The West Indies should be ideally suited to the conditions expected in Bangladesh. They have a raft of spin bowlers and medium-pacers that are perfect for Twenty20 cricket and a glut of all-rounders that means they bat deep. Allied to this is their strong recent form against England and the fact that their players have plenty of experience in the various franchise T20 competitions around the world.
The major weakness is probably their top-order batting. If Chris Gayle fails to fire, then there isn’t necessarily always the firepower there to make up for him and a lot rests on their all-rounders later on. Dwayne Smith is yet to prove himself at the top of the order and as only a relatively late addition to their squad, while the likes of Andre Fletcher and Johnson Charles are yet to prove themselves at international level.
With this in mind, Lendl Simmons and Marlon Samuels could end up being crucial in the middle-order as they may find themselves rescuing the innings and building a platform for the firepower to come. That firepower includes the likes of Andre Russell, Dwayne Bravo and Darren Sammy, who has shown himself particularly handy in the closing stages of an innings of late. They are without the dangerous Kieron Pollard due to a knee injury, but will hope that he will not be missed too much.
As mentioned, the bowling attack should be ideally suited to conditions. Left-arm seamer Krishmar Santokie was something of a revelation against England and is an archetypal Twenty20 specialist, with Samuels Badree also most at home in the game’s shortest form, opening the bowling with his quick leg-breaks. Sunil Narine, meanwhile, is a threat in most conditions.

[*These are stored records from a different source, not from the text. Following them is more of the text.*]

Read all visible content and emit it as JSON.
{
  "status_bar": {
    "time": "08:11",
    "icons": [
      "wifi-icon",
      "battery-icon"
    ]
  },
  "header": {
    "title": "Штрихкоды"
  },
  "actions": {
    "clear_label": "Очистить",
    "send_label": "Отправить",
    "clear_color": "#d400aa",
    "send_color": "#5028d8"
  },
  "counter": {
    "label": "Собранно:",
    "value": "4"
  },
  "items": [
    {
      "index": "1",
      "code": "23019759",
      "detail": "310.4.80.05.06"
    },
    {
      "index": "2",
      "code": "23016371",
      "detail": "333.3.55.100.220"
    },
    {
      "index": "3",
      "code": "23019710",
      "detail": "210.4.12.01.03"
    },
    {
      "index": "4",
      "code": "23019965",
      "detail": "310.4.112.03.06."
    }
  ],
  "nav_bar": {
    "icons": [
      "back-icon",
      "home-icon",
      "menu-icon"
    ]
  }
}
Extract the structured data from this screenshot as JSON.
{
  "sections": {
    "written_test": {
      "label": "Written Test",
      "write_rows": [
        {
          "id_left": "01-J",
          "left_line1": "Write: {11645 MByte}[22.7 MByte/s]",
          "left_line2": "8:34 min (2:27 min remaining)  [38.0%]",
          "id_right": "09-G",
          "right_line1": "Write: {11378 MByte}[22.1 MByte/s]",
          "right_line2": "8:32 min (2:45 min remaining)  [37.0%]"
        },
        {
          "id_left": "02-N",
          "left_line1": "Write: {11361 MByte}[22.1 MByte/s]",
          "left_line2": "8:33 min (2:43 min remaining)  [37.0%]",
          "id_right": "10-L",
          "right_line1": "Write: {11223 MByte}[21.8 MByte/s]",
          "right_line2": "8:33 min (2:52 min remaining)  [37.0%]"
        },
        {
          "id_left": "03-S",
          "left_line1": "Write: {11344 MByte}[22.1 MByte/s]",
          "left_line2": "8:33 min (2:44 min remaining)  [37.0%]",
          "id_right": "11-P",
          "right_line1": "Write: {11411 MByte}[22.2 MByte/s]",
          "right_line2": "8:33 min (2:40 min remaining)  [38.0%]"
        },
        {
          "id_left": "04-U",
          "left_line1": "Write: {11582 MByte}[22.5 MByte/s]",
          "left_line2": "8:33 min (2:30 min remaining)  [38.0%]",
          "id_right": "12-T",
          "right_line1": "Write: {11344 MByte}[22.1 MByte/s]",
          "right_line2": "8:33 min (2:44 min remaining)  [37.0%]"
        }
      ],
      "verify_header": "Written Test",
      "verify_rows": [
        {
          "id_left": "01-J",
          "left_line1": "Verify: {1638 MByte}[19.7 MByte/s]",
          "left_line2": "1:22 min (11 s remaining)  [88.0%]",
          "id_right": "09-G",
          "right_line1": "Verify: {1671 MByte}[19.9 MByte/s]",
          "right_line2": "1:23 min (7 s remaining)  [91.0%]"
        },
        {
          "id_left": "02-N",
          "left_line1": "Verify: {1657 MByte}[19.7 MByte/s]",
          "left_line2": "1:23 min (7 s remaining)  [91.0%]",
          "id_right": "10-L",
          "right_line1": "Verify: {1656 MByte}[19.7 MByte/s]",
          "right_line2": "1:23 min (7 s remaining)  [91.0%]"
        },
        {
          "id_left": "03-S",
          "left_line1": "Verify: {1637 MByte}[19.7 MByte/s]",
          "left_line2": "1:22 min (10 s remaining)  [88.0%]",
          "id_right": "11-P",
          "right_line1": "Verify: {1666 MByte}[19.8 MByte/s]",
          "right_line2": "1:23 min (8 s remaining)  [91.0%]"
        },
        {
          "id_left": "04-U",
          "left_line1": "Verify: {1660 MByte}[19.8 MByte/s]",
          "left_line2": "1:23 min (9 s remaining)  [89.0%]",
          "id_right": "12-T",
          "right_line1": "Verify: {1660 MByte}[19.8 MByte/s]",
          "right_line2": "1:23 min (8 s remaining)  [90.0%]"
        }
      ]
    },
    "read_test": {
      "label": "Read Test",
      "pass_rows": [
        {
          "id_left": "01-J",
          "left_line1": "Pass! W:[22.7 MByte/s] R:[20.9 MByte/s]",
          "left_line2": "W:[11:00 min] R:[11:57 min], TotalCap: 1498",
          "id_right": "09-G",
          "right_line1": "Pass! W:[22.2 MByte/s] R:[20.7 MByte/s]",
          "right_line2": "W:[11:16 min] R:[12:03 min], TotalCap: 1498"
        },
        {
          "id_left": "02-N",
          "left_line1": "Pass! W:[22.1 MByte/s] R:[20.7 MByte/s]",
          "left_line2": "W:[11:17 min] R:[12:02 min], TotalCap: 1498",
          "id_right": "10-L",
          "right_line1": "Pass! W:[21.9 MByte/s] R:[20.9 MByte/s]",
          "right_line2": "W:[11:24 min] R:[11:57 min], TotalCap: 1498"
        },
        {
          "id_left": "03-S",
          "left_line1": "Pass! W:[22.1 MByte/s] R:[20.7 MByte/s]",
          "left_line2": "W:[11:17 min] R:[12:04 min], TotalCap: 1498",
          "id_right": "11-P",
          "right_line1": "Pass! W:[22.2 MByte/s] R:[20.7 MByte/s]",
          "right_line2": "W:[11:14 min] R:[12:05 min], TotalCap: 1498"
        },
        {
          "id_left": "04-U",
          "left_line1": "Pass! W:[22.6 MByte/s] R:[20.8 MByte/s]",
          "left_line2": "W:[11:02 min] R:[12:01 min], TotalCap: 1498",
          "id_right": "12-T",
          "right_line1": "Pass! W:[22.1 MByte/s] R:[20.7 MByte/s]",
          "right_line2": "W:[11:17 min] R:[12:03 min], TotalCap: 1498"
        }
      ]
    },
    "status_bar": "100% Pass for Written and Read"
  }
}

The pace attack is definitely the weaker link, with Ravi Rampaul the only experienced head in the absence of the injured Kemar Roach, and Sheldon Cottrell and Russell having a tendency to be expensive.
West Indies’ form in previous tournaments does little to tell us how they will fare in Bangladesh. They have finished in just about every stage possible, from losing to Bangladesh in 2007 to be knocked out at the first hurdle, to failing to progress from the Super Eights and, of course, winning last time out in Sri Lanka.
This time, they have possibly the stronger of the two groups, with the in-form Australia, the ever-dangerous India, and the mercurial Pakistan all set to play them. It is therefore virtually impossible to predict how they will do, but they will hope to qualify for the semi-finals and then anything is possible.
2013-14 – WWWLLLLLWWWL
13th February: beat Australia by 27 runs in Brisbane
2nd March: beat Zimbabwe by 8 wickets in Antigua
3rd March: beat Zimbabwe by 41 runs in Antigua
27th July: lost to Pakistan by 2 wickets in St Vincent
28th July: lost to Pakistan by 11 runs in St Vincent
11th January: lost to New Zealand by 81 runs at Eden Park
15th January: lost to New Zealand by 4 wickets at Westpac Stadium
19th February: lost to Ireland by 6 wickets at Sabina Park
21st February: beat Ireland by 11 runs at Sabina Park
9th March: beat England by 27 runs in Barbados
11th March: beat England by 5 wickets
13th March: lost to England by 5 runs
Previous Tournament Performances:
2007: Didn’t progress from Group A after losing to Bangladesh and South Africa
2009: Lost in Semi-Final to Sri Lanka
2010: Didn’t progress from Super Eight Group F after losing to Sri Lanka and Australia
2012: Champions after beating Sri Lanka in Final
Group 2 opponents: Australia, India, Pakistan, Qualifier from Group A
23rd March: v India in Mirpur
25th March: v Qualifier in Mirpur
28th March: v Australia in Mirpur
1st April: v Pakistan in Mirpur
Squad: Darren Sammy (captain), Samuel Badree, Dwayne Bravo, Johnson Charles, Sheldon Cottrell, Andre Fletcher, Chris Gayle, Sunil Narine, Denesh Ramdin, Ravi Rampaul, Andre Russell, Marlon Samuels, Krishmar Santokie, Lendl Simmons, Dwayne Smith.
© Cricket World 2014